Here’s a picture of a volunteer getting trained in OSM at a FLOSSK Bootcamp in Mitrovica.

2. What would you say is the current state of OSM and the OSM community in Kosovo?

We are quite good with streets but we have problems with Kosovo’s address system. We hope that the Cadastral Agency of Kosovo will soon publish geo data and maybe we can work more in that area with the international community. More and more, the private and public sectors have started using OSM and many new people are getting involved to help map different parts of Kosovo.

3. What are the unique challenges and pleasures of OpenStreetMap in Kosovo? What aspects of the projects in Kosovo should the rest of the world be aware of?

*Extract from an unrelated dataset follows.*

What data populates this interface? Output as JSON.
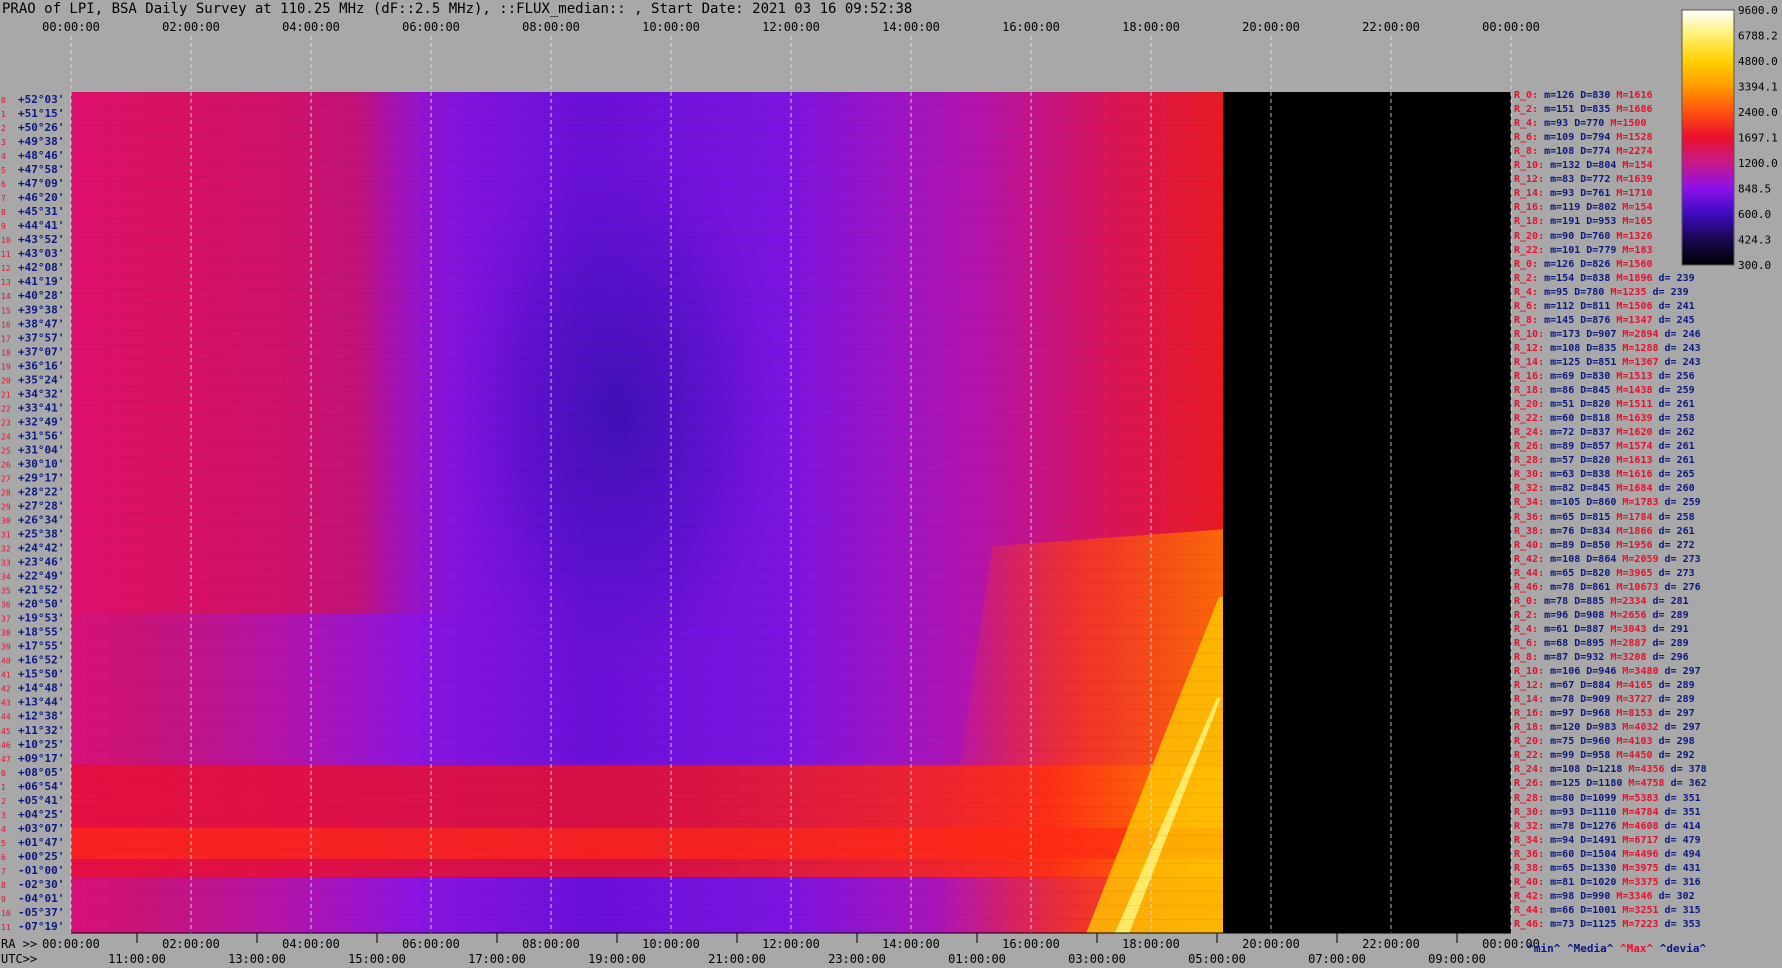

Publishing aerial photos of government sites has been quite the challenge. I wrote a project proposal to build drones and use them to create aerial photos that we can use with OSM, and I even secured funding for this project, however, the Civil Aviation Agency blocked the project because of some laws.

The rest of the world should be aware of Kosovo’s political status so that we can put a stop to acts of cyber vandalism that aim to delegitimize Kosovo in the digital world.

4. Kosovo, like many parts of the world, has a disputed legal status. How does this reflected in OSM and how does it influence mapping and the community of mappers?

This reflects a lot, there will often be cases of cyber vandalism where people in Serbia will alter the borders in the north of Kosovo in an act of “digital land grab”. Furthermore, they use cyrillic characters for the names of places instead of latin characters. We had a discussion with the OSM community to prevent changing the names of places and the borders, but Kosovo’s OSM community needs to wait until Kosovo becomes a member of the UN and is recognized by all EU member states.

5. What steps could the global OpenStreetMap community take to help support OSM in Kosovo?

I think that the global OSM community shouldn’t shy away from making a political statement by siding with Kosovo on how it is geographically represented on OSM. Furthermore, the Cadastral Agency of Kosovo could open a lot of data and make it part of the public domain, at which point we would need to have more contributors to update OSM with that data.

6. You’re not just active in OSM, you also work on open data in general, helping set up opendatakosovo.org. Tell us a bit about your efforts there and the open data culture in Kosovo.

Open Data Kosovo is a new foundation whose mission is to open data across all sectors: government, civil society and private sector. We don’t stop short at just opening and hosting data, we also actively engage the tech community and organize events like bootcamps where we build applications that transform open data into information and knowledge that can easily be accessed and understood. We do this because we acknowledge that data by itself is useless, we need to process it and make it presentable.

We recently had the Municipality of Gjakova open its procurement data, with which we organized three workshops with a dozen students and ended up with great visualizations that can be accessed in opendatakosovo.org. We use these events as an opportunity to teach attendants about nascent and enabling technologies so we are achieving three things: opening data, making that data useful, and learning new tech.

7. OSM recently celebrated it’s 10th birthday, where do you think the project will be in 10 years time, both globally and in Kosovo specifically?

I think that institutions around the world, private and public, will open the data, also geo data, thus contributing towards creating even better maps of the world. I hope that the same phenomenon will also occur in Kosovo. I think that private businesses will further embrace the idea of using OSM, like Foursquare or Ushaihidi.

I’d like to take this opportunity to thank everyone involved in OSM, HOT, FLOSSK, and Open Data Kosovo who made it possible for OSM to grow in Kosovo.

Many thanks Besfort, for the interview and all your contributions to OpenStreetMap and open data. Good luck with your efforts.

You can see all the Open Geo interviews here. If you are or know of someone we should interview, please get in touch, we’re always looking to promote people doing interesting things with open geo data